My favorite thing to talk about, if not possibly my actual favorite thing, is Marvel’s Agents of SHIELD—the first of Marvel Studio’s television endeavors which began airing in fall of 2013. Now, there are two separate but simultaneous love affairs going on here: my love for Agents of SHIELD itself and what it does with transmedia storytelling and cultish convention; and my love for the characters Fitz and Simmons which is another beast entirely. I’ll get to it all, but it’ll take a lot of words.
Agents of SHIELD was originally backed by Joss Whedon, geek royalty extraordinaire. While the show was developed in response to fandom outcry at the death of fan favorite Phil Coulson in The Avengers, Whedon’s premise was that Agents of SHIELD be a series-length version of Buffy the Vampire Slayer’s “The Zeppo”—an episode which follows a peripheral character through an apocalyptic event. If Agents of SHIELD was intended to be about the people behind the scenes of the superheroes in the Marvel Cinematic Universe, what they first served up was an emotionally lifeless series of low-stakes jaunts around the globe that couldn’t decide if it was a children’s adventure show or a more serious exploration of what being powerless in a world with superpowered individuals would actually mean. Trust me: they fixed it later.

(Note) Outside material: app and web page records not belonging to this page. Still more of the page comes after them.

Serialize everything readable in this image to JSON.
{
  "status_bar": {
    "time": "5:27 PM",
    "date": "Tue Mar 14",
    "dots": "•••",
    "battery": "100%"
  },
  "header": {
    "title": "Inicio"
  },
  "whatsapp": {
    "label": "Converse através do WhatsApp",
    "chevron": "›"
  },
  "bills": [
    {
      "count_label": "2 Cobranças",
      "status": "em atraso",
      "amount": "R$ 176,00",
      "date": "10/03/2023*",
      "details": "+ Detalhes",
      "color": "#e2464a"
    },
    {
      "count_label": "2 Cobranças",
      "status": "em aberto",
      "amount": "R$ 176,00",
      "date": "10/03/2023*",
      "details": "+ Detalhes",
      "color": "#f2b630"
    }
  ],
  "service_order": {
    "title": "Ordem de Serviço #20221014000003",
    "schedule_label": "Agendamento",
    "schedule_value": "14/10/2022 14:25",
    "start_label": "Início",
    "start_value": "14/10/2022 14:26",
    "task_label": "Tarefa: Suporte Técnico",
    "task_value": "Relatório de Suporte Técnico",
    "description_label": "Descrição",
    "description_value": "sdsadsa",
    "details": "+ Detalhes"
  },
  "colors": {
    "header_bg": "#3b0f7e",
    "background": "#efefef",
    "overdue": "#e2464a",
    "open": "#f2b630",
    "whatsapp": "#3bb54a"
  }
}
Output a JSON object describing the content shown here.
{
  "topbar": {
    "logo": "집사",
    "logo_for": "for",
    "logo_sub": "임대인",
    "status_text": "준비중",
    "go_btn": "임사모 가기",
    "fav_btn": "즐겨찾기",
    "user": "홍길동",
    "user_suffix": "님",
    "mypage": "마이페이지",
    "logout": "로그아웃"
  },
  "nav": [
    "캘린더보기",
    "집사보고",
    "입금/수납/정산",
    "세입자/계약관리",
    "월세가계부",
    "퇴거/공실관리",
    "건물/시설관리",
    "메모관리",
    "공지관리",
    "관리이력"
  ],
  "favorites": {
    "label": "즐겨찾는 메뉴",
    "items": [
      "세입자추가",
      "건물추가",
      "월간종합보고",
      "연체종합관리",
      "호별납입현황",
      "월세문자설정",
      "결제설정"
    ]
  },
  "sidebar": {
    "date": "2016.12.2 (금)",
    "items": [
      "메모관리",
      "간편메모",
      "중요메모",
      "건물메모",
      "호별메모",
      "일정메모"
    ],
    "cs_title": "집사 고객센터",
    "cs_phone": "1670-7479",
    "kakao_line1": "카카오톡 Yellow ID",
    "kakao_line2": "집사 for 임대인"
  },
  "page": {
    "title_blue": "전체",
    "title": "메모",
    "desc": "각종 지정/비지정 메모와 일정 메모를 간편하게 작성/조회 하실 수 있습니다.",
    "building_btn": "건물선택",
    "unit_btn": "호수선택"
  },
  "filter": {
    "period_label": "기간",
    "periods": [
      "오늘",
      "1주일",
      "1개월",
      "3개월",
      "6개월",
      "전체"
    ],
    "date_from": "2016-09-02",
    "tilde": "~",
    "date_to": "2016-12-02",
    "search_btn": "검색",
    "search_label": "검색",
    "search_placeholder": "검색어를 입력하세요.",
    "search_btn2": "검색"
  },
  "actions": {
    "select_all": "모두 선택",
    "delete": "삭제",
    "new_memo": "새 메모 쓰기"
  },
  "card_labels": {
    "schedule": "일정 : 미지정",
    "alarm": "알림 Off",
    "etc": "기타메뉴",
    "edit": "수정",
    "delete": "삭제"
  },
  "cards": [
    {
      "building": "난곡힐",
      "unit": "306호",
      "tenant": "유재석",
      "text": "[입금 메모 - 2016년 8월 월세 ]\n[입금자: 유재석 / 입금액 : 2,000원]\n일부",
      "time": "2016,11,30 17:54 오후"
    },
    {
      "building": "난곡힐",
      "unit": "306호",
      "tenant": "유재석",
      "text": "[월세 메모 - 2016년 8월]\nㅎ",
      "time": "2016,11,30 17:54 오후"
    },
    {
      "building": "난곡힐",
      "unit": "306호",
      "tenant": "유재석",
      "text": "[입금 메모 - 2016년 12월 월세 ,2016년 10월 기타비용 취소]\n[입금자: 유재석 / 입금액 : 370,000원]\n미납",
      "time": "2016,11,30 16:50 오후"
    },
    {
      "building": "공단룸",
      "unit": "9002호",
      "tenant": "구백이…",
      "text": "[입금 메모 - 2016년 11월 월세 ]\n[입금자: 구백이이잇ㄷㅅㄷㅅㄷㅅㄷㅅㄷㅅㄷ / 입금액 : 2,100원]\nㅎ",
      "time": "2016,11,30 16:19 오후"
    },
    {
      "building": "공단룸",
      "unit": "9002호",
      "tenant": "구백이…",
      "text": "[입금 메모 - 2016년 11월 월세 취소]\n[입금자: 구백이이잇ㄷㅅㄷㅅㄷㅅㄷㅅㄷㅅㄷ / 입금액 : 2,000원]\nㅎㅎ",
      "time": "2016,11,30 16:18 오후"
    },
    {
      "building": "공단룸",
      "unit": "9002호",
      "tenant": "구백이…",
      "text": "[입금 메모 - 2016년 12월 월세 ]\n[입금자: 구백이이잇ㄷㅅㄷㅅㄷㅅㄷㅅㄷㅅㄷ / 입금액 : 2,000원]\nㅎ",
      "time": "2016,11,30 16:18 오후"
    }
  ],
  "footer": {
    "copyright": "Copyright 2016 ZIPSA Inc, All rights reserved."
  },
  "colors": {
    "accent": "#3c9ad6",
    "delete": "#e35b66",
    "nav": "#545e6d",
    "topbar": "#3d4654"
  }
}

Because Agents of SHIELD objectively sucks for the first fifteen episodes of the series, I’ll start there. This isn’t quite as intellectually rigorous as the topics to come, but it needs to be addressed before we can go on. (I wrote a similar article before Season 2.)